Turns out you can have an amazing steak outside of a simulated universe, or so you think. We can debate whether or not we're all living the Matrix all day, but what you can't debate is that the steak seen in that film is delicious and you haven't thought about eating one exactly like it after seeing that scene. Now you can, thanks to the latest video by Binging With Babish. Check it out below, and let us know if you are "the one," capable of making this steak:
Campo Santo, the developer behind the highly acclaimed game Firewatch, was bought recently by Valve, as announced in a blog post on Campo Santo’s official website. The developer reassured fans that production for their current project, In the Valley of Gods, will continue as usual, and will even benefit from having talented and like-minded people at Valve.

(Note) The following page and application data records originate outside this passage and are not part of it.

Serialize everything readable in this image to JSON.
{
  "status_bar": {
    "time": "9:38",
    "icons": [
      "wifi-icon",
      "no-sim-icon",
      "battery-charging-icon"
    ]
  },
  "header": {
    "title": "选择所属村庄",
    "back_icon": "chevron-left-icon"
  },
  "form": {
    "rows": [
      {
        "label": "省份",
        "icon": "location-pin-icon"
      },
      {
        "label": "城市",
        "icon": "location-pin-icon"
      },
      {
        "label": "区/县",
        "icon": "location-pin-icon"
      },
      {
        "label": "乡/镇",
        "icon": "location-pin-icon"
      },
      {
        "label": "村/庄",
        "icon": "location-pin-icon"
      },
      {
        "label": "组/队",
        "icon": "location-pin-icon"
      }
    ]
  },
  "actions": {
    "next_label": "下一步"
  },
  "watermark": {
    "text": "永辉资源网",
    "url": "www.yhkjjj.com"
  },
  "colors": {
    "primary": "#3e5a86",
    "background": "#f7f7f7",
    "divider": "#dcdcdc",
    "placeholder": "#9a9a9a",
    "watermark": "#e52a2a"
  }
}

“In Valve we found a group of folks who, to their core, feel the same way about the work that they do (this, you may be surprised to learn, doesn’t happen every day). In us, they found a group with unique experience and valuable, diverse perspectives. It quickly became an obvious match.”
Talking about how negotiations between the two companies took place, Campo Santo shared that both their team and Valve had long meetings discussing their vision and long-term goals. It is in these talks that both Campo Santo and Valve saw the potential with working alongside each other.
“Both sides spoke about our values and how, when you get right down to it, we, as human beings, are hard-limited by the time we have left when it comes to making the things we care about and believe in. The asked us if we’d all be interested in coming up to Bellevue and doing that there and we said yes.”
It seems that Valve is serious when they said a month ago that they would be back in the business of making games again. Currently, the company has been focused on running the digital game store Steam and maintaining a few titles such as DoTA 2. However, it seems that Valve is keeping to their word of going back to making games again with the acquisition of Campo Santo and the on-going development of In the Valley of Gods, and Valve’s own game, Artifact, a Dota 2-themed card game.
Microsoft has revealed the lineup of games available to Xbox Live Gold subscribers for May 2018.
First on the list is Super Mega Baseball 2 for the Xbox One, which releases on May 1 and will be available for Xbox Live Gold subscribers. Super Mega Baseball 2, developed by Metalhead and will be a more “sophisticated baseball simulation” compared to its predecessor and is designed for “baseball purists.” Metalhead also reassured fans that Super Mega Baseball 2, will retain the “pick-up-and-play” feature that made the first game famous. Super Mega Baseball 2 will be free to all Xbox Live Gold subscribers for the entire month of May.
Next up on the roster is Metal Gear Solid V: The Phantom Pain for the Xbox One, which serves as the final game in the franchise by creator Hideo Kojima. The game mixes action and stealth elements in an open world environment encouraging players to strategize their progress on their own but also experiencing a classic Kojima story. Metal Gear Solid V: The Phantom Pain will be free to Xbox Live Gold subscribers starting May 16 until June 15.
Check out the entire list of free games you can get with your subscription for May:
- Super Mega Baseball 2 (May 1-31)
- Metal Gear Solid V: The Phantom Pain
- Streets of Rage Collection
However, the timing for the announcement for this month’s lineup of free games is earlier than expected. It is possible that the release of the video, posted above, was published earlier than Microsoft intended. The list is most likely final, but Microsoft can always change them at the last minute
What do you think of this month’s Games with Gold? Which game will you play first? Share your thoughts in the comments below.